#### Exercise details
Your answer should consist of the lines in the following data that contain "header".

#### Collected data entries

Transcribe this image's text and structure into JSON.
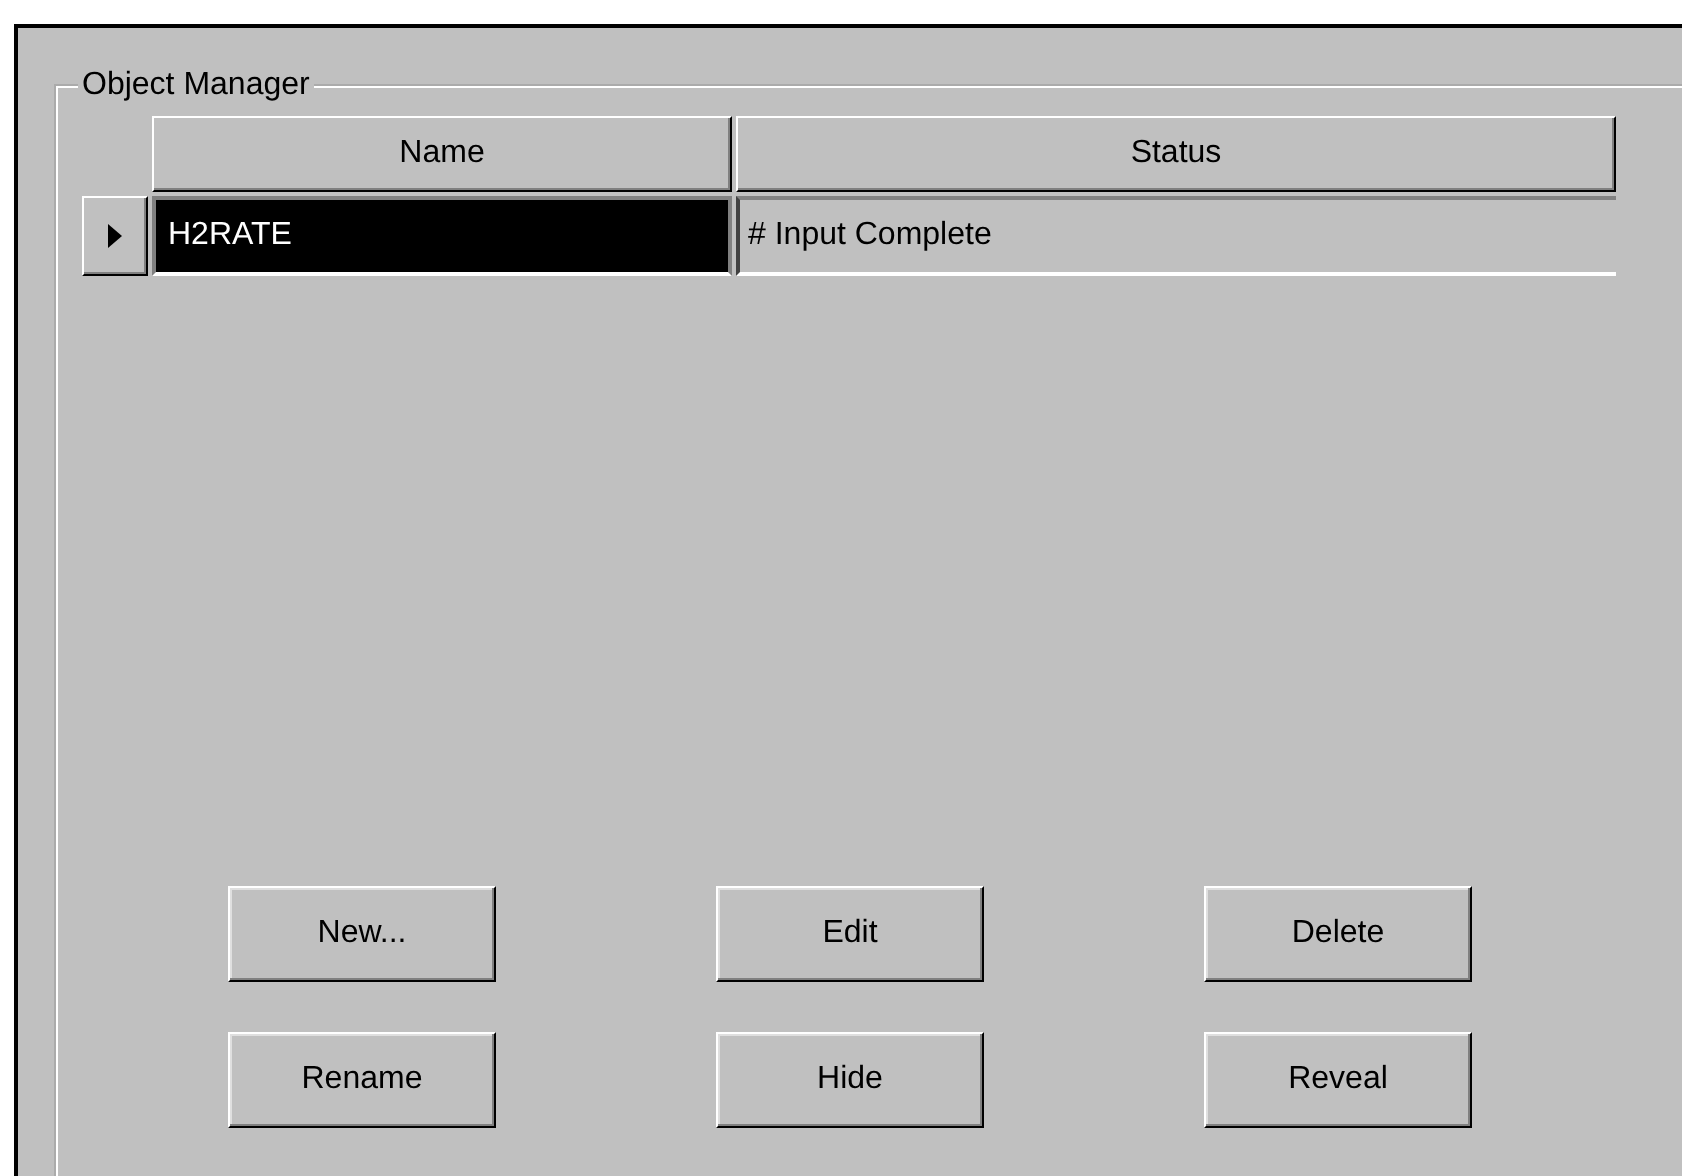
{
  "group": {
    "title": "Object Manager"
  },
  "table": {
    "columns": [
      "Name",
      "Status"
    ],
    "rows": [
      {
        "name": "H2RATE",
        "status": "# Input Complete",
        "selected": true
      }
    ]
  },
  "buttons": [
    "New...",
    "Edit",
    "Delete",
    "Rename",
    "Hide",
    "Reveal"
  ]
}
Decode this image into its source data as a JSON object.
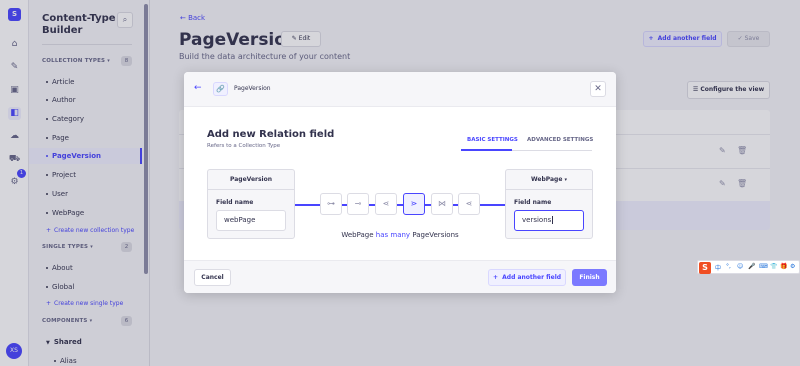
{
  "rail": {
    "logo": "S",
    "badge": "1",
    "avatar": "XS"
  },
  "subnav": {
    "title": "Content-Type Builder",
    "collection_types": {
      "label": "COLLECTION TYPES",
      "count": "8",
      "items": [
        "Article",
        "Author",
        "Category",
        "Page",
        "PageVersion",
        "Project",
        "User",
        "WebPage"
      ],
      "create": "Create new collection type"
    },
    "single_types": {
      "label": "SINGLE TYPES",
      "count": "2",
      "items": [
        "About",
        "Global"
      ],
      "create": "Create new single type"
    },
    "components": {
      "label": "COMPONENTS",
      "count": "6",
      "group": "Shared",
      "items": [
        "Alias"
      ]
    }
  },
  "main": {
    "back": "Back",
    "title": "PageVersion",
    "edit": "Edit",
    "subtitle": "Build the data architecture of your content",
    "add_another_field": "Add another field",
    "save": "Save",
    "configure_view": "Configure the view"
  },
  "modal": {
    "breadcrumb": "PageVersion",
    "title": "Add new Relation field",
    "subtitle": "Refers to a Collection Type",
    "tabs": [
      "BASIC SETTINGS",
      "ADVANCED SETTINGS"
    ],
    "left": {
      "header": "PageVersion",
      "label": "Field name",
      "value": "webPage"
    },
    "right": {
      "header": "WebPage",
      "label": "Field name",
      "value": "versions"
    },
    "relation_text": {
      "a": "WebPage",
      "b": "has many",
      "c": "PageVersions"
    },
    "cancel": "Cancel",
    "add_another_field": "Add another field",
    "finish": "Finish"
  },
  "ime": {
    "logo": "S",
    "items": [
      "中",
      "°,",
      "☺",
      "🎤",
      "⌨",
      "👕",
      "🎁",
      "⚙"
    ]
  },
  "colors": {
    "accent": "#4945ff",
    "accent_light": "#f0f0ff",
    "finish": "#7b79ff"
  }
}
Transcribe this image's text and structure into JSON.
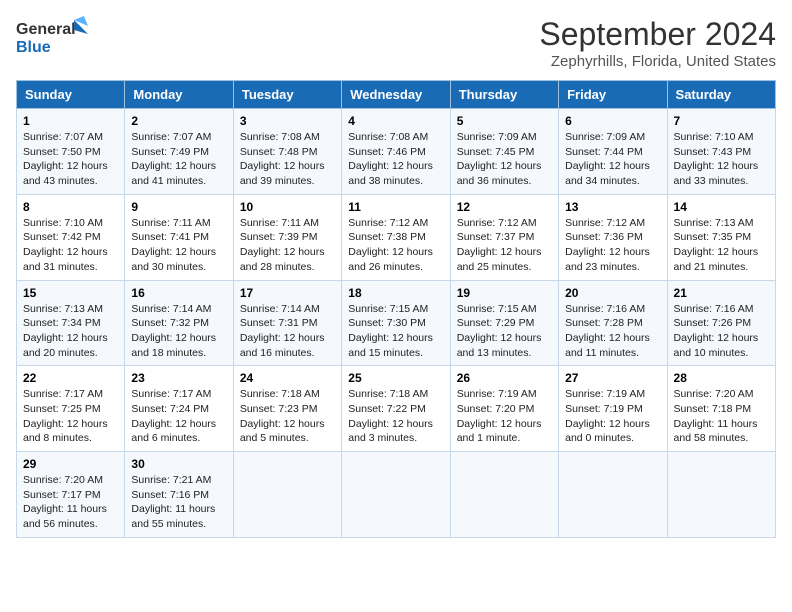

#### Exercise output
      "header": "PageVersion",
      "header": "WebPage",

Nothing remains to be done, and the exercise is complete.